Each entry that follows should be written again verbatim.

**** Stored data

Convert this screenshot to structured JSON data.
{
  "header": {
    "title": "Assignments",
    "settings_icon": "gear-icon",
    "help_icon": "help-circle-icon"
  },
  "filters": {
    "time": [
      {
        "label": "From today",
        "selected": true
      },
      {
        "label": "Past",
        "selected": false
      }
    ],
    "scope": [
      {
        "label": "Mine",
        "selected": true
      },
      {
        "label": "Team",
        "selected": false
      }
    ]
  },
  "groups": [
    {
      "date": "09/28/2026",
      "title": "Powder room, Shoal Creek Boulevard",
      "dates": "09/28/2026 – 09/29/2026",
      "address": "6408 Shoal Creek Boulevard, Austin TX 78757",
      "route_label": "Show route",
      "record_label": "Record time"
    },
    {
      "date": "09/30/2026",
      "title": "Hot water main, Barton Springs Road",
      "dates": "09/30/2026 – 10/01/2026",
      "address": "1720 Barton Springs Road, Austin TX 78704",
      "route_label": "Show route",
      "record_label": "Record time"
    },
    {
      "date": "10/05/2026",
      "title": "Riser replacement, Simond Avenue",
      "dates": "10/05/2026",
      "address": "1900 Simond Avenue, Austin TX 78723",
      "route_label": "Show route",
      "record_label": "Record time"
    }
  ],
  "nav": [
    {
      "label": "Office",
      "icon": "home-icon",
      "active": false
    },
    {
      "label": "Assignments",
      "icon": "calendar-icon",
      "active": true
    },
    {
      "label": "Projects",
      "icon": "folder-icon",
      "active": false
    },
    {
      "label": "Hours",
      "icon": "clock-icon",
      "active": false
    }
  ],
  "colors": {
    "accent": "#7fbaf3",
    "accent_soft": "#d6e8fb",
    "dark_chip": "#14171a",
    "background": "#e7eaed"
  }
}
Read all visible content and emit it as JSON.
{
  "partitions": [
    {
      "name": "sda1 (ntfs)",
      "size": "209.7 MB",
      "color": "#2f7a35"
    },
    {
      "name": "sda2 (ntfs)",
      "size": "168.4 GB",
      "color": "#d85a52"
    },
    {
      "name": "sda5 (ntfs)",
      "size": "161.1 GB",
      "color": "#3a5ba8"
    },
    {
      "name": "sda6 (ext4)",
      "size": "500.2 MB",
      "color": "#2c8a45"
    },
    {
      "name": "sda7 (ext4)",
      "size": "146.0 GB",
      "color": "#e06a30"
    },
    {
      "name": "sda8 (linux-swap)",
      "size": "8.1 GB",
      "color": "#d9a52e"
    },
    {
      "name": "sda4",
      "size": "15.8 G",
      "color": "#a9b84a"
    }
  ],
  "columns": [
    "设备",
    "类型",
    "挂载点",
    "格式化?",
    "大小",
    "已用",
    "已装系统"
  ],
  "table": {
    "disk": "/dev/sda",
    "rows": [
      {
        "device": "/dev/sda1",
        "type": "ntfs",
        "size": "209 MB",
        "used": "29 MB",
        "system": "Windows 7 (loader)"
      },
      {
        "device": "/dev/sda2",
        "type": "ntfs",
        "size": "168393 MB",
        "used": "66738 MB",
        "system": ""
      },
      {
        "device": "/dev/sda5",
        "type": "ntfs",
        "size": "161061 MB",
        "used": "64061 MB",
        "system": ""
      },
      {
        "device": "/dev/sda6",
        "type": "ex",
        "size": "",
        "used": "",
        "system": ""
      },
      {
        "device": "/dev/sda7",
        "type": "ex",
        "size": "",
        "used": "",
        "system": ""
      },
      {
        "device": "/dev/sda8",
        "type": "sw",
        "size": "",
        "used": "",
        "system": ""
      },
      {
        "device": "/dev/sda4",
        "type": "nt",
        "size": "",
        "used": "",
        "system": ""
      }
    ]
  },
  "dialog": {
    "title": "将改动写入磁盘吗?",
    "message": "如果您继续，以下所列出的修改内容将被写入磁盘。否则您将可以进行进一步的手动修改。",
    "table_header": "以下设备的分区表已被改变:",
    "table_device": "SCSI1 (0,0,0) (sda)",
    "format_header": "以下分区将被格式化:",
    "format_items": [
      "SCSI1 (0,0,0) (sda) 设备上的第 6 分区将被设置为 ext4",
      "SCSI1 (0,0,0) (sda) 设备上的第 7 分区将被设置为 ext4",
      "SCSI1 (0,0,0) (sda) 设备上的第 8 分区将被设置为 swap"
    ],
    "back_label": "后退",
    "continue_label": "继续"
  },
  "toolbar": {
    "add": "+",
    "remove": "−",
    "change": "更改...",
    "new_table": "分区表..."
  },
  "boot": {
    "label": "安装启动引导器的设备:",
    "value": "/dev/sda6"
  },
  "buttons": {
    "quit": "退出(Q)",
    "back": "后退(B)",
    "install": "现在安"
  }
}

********

__Response__:
Convert this screenshot to structured JSON data.
{
  "header": {
    "title": "Assignments",
    "settings_icon": "gear-icon",
    "help_icon": "help-circle-icon"
  },
  "filters": {
    "time": [
      {
        "label": "From today",
        "selected": true
      },
      {
        "label": "Past",
        "selected": false
      }
    ],
    "scope": [
      {
        "label": "Mine",
        "selected": true
      },
      {
        "label": "Team",
        "selected": false
      }
    ]
  },
  "groups": [
    {
      "date": "09/28/2026",
      "title": "Powder room, Shoal Creek Boulevard",
      "dates": "09/28/2026 – 09/29/2026",
      "address": "6408 Shoal Creek Boulevard, Austin TX 78757",
      "route_label": "Show route",
      "record_label": "Record time"
    },
    {
      "date": "09/30/2026",
      "title": "Hot water main, Barton Springs Road",
      "dates": "09/30/2026 – 10/01/2026",
      "address": "1720 Barton Springs Road, Austin TX 78704",
      "route_label": "Show route",
      "record_label": "Record time"
    },
    {
      "date": "10/05/2026",
      "title": "Riser replacement, Simond Avenue",
      "dates": "10/05/2026",
      "address": "1900 Simond Avenue, Austin TX 78723",
      "route_label": "Show route",
      "record_label": "Record time"
    }
  ],
  "nav": [
    {
      "label": "Office",
      "icon": "home-icon",
      "active": false
    },
    {
      "label": "Assignments",
      "icon": "calendar-icon",
      "active": true
    },
    {
      "label": "Projects",
      "icon": "folder-icon",
      "active": false
    },
    {
      "label": "Hours",
      "icon": "clock-icon",
      "active": false
    }
  ],
  "colors": {
    "accent": "#7fbaf3",
    "accent_soft": "#d6e8fb",
    "dark_chip": "#14171a",
    "background": "#e7eaed"
  }
}
Read all visible content and emit it as JSON.
{
  "partitions": [
    {
      "name": "sda1 (ntfs)",
      "size": "209.7 MB",
      "color": "#2f7a35"
    },
    {
      "name": "sda2 (ntfs)",
      "size": "168.4 GB",
      "color": "#d85a52"
    },
    {
      "name": "sda5 (ntfs)",
      "size": "161.1 GB",
      "color": "#3a5ba8"
    },
    {
      "name": "sda6 (ext4)",
      "size": "500.2 MB",
      "color": "#2c8a45"
    },
    {
      "name": "sda7 (ext4)",
      "size": "146.0 GB",
      "color": "#e06a30"
    },
    {
      "name": "sda8 (linux-swap)",
      "size": "8.1 GB",
      "color": "#d9a52e"
    },
    {
      "name": "sda4",
      "size": "15.8 G",
      "color": "#a9b84a"
    }
  ],
  "columns": [
    "设备",
    "类型",
    "挂载点",
    "格式化?",
    "大小",
    "已用",
    "已装系统"
  ],
  "table": {
    "disk": "/dev/sda",
    "rows": [
      {
        "device": "/dev/sda1",
        "type": "ntfs",
        "size": "209 MB",
        "used": "29 MB",
        "system": "Windows 7 (loader)"
      },
      {
        "device": "/dev/sda2",
        "type": "ntfs",
        "size": "168393 MB",
        "used": "66738 MB",
        "system": ""
      },
      {
        "device": "/dev/sda5",
        "type": "ntfs",
        "size": "161061 MB",
        "used": "64061 MB",
        "system": ""
      },
      {
        "device": "/dev/sda6",
        "type": "ex",
        "size": "",
        "used": "",
        "system": ""
      },
      {
        "device": "/dev/sda7",
        "type": "ex",
        "size": "",
        "used": "",
        "system": ""
      },
      {
        "device": "/dev/sda8",
        "type": "sw",
        "size": "",
        "used": "",
        "system": ""
      },
      {
        "device": "/dev/sda4",
        "type": "nt",
        "size": "",
        "used": "",
        "system": ""
      }
    ]
  },
  "dialog": {
    "title": "将改动写入磁盘吗?",
    "message": "如果您继续，以下所列出的修改内容将被写入磁盘。否则您将可以进行进一步的手动修改。",
    "table_header": "以下设备的分区表已被改变:",
    "table_device": "SCSI1 (0,0,0) (sda)",
    "format_header": "以下分区将被格式化:",
    "format_items": [
      "SCSI1 (0,0,0) (sda) 设备上的第 6 分区将被设置为 ext4",
      "SCSI1 (0,0,0) (sda) 设备上的第 7 分区将被设置为 ext4",
      "SCSI1 (0,0,0) (sda) 设备上的第 8 分区将被设置为 swap"
    ],
    "back_label": "后退",
    "continue_label": "继续"
  },
  "toolbar": {
    "add": "+",
    "remove": "−",
    "change": "更改...",
    "new_table": "分区表..."
  },
  "boot": {
    "label": "安装启动引导器的设备:",
    "value": "/dev/sda6"
  },
  "buttons": {
    "quit": "退出(Q)",
    "back": "后退(B)",
    "install": "现在安"
  }
}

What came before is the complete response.